Rare earths producer Lynas has called on state and federal governments to provide more support in the form of cheaper energy or “cold hard cash” to help future Australian operations compete with other jurisdictions with lower staffing and construction costs.
Lynas is progressing plans for a $500 million cracking and leaching plant in Kalgoorlie near its Mt Weld mine in WA’s Goldfields region, in an effort to circumvent political controversies resulting from the low-level radioactive waste generated from its Malaysian plant.
Rare earths are mined in small quantities but are essential to most new technologies including mobile phones and military hardware and, as a result, have become a key focus for the US as it looks to establish a supply chain outside of China.

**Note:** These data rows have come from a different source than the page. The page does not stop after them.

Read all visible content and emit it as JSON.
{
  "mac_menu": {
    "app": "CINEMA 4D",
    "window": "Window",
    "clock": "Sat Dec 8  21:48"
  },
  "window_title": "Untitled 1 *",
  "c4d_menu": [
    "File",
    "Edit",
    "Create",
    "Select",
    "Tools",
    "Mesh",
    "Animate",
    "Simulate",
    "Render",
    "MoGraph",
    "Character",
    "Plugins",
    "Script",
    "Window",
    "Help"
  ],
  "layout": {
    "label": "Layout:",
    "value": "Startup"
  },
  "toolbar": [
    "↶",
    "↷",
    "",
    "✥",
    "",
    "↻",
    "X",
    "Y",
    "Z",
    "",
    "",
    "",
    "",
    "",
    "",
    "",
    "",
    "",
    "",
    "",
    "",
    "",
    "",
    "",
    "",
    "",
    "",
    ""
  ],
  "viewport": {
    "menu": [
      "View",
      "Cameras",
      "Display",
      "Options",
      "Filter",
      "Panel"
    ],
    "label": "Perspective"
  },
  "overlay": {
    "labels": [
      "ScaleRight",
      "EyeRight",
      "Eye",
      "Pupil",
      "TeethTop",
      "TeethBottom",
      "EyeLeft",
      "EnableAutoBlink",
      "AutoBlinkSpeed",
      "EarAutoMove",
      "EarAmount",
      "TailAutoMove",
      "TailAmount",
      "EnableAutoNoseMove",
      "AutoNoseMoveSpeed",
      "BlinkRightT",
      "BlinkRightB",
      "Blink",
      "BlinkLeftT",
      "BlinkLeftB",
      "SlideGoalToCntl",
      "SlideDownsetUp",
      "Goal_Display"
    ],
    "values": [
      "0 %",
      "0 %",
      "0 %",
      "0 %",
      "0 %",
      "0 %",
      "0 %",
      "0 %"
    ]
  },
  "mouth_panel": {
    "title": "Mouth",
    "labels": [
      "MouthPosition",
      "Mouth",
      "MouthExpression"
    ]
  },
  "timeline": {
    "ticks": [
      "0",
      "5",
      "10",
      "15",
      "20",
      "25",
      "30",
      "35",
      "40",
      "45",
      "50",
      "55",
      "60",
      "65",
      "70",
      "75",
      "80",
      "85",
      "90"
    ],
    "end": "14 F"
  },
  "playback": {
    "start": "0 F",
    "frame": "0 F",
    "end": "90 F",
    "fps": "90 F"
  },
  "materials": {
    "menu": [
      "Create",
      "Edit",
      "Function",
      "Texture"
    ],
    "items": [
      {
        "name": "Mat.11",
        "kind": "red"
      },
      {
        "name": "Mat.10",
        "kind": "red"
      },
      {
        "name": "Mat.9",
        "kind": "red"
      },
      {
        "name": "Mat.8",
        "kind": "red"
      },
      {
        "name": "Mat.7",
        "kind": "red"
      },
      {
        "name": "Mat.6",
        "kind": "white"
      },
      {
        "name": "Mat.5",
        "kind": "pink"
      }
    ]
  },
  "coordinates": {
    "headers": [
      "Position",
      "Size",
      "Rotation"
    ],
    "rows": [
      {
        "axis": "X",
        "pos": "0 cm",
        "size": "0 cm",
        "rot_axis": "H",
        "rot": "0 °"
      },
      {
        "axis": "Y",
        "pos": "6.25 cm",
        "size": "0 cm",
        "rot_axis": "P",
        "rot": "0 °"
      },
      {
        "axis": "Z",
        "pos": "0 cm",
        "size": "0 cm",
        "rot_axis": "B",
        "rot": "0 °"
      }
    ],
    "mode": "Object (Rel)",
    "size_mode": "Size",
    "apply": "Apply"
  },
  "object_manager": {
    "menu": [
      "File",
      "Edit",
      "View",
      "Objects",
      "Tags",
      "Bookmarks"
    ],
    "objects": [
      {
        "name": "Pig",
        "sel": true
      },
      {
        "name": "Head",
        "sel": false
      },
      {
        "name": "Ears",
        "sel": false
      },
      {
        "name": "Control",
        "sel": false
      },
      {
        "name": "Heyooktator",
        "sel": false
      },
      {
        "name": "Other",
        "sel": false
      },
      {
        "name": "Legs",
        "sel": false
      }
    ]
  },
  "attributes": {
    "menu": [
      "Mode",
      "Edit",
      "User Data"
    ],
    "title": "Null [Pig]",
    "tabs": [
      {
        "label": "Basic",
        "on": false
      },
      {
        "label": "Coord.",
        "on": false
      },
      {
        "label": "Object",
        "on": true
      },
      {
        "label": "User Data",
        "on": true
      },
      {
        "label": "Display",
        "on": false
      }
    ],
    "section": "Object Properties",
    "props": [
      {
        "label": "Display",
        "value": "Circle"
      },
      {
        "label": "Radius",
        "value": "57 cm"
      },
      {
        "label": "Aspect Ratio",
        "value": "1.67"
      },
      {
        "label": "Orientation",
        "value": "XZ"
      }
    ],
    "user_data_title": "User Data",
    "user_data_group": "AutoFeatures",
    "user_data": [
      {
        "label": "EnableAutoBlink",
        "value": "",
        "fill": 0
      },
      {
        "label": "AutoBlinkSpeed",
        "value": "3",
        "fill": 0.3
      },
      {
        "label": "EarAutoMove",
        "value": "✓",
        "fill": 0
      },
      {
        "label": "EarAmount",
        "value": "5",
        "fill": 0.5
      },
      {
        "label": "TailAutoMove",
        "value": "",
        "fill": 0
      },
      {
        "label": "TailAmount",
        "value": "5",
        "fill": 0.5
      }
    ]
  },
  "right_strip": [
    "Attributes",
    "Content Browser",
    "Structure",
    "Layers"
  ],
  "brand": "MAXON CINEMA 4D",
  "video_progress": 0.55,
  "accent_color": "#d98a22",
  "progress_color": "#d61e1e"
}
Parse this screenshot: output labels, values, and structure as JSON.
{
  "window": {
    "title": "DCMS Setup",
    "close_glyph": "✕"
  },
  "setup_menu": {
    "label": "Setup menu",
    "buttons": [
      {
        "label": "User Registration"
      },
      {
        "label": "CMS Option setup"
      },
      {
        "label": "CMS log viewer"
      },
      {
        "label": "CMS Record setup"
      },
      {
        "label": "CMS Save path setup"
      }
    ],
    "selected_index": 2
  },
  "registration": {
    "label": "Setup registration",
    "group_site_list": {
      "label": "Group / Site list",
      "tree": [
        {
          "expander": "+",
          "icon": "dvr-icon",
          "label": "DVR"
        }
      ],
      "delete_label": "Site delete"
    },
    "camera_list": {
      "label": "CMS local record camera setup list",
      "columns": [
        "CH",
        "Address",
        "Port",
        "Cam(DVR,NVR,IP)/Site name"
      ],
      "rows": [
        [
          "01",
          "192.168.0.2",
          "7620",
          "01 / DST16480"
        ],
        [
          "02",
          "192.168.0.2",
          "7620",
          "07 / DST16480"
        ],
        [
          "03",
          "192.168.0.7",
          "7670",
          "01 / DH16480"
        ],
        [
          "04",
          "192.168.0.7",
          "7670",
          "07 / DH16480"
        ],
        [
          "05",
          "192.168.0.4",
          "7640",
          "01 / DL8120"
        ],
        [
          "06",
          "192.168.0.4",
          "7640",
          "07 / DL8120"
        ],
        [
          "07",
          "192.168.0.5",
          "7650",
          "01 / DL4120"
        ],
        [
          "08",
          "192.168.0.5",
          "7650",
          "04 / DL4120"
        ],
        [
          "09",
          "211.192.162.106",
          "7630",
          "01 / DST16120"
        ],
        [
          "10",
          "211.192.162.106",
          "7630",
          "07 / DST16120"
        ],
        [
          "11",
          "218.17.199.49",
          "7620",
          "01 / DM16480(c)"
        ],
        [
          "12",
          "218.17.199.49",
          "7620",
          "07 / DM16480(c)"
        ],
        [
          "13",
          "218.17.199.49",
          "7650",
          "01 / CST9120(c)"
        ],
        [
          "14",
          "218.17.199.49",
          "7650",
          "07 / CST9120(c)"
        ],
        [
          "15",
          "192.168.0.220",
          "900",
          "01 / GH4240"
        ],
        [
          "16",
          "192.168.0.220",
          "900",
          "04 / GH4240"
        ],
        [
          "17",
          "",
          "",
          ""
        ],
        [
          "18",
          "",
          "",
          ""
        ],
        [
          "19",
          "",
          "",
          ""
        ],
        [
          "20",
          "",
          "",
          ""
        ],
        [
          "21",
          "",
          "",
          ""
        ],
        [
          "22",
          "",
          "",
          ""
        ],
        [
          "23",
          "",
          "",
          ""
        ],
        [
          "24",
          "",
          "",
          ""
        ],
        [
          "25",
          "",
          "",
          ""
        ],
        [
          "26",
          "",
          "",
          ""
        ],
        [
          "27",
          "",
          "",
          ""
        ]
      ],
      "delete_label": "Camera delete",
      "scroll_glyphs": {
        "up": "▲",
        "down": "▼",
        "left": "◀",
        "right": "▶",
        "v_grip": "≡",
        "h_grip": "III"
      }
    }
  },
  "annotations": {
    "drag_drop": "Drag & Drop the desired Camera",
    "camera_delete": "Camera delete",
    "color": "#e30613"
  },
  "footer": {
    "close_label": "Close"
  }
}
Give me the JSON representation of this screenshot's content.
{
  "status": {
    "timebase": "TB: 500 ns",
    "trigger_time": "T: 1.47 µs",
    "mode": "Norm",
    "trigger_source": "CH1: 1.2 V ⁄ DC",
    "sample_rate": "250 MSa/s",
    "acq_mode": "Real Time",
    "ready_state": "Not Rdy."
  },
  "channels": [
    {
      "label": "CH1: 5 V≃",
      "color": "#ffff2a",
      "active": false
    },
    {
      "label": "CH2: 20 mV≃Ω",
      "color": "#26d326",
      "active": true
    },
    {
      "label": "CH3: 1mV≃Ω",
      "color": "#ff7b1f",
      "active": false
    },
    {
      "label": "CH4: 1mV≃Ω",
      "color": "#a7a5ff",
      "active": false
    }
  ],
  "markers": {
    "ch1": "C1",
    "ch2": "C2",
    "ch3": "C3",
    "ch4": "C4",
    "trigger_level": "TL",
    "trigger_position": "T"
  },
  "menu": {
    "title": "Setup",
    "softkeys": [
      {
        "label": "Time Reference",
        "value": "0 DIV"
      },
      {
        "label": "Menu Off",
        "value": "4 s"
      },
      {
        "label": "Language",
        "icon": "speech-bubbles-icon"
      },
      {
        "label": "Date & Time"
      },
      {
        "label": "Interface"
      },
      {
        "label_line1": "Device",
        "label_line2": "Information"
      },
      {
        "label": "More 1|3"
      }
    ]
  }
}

The Kalgoorlie plant has been granted special project status by both the federal and WA governments.
Lynas vice president of upstream Kam Leung told the Diggers and Dealers conference on Wednesday that while he welcomed the political support, he would like to see more financial support for the project to be more cost-competitive.
“The cost of building a plant in Australia is much higher. Our cost of labour is two, three or four times higher than it is elsewhere,” he said.
“We’re going to pay 10 times as much for water – and that’s going to relatively low-cost water from the City of Kalgoorlie-Boulder – compared with what we would get in Malaysia.
“In other countries, the governments actually come invest, they subsidise some of these critical projects.
“We are going to be looking for things that put us on a level playing field, we’re not asking for anything more than that.
“Cold hard cash; that to me is co-investment.”
Mr Leung said cheaper power would also help and suggested the government build a renewable power plant nearby.
“If they can give us cheap power, that would be very, very good,” he said.
Mr Leung said the City of Kalgoorlie-Boulder had come to the party by offering to pay for water and other services to the project’s gate, as well as offering to upgrade roads.
The cracking and leaching plant was expected to create 500 jobs during construction and 100 ongoing jobs, and Mr Leung said there had already been interest in the project from locals.
Mines and Petroleum Minister Bill Johnston, who also attended the conference on Wednesday, said he was keen to work with Lynas to help it access federal government incentives, but did not provide information on whether the state would offer any.
“We are always afraid that the Commonwealth government incentives are concentrated on the east coast and they forget the needs of the Western Australian resources industry,” he said.
“We are very keen to support Lynas and other projects to get Commonwealth government support.”
Mr Johnston said the government was also working hard to keep electricity prices down.
Source: Thanks smh.com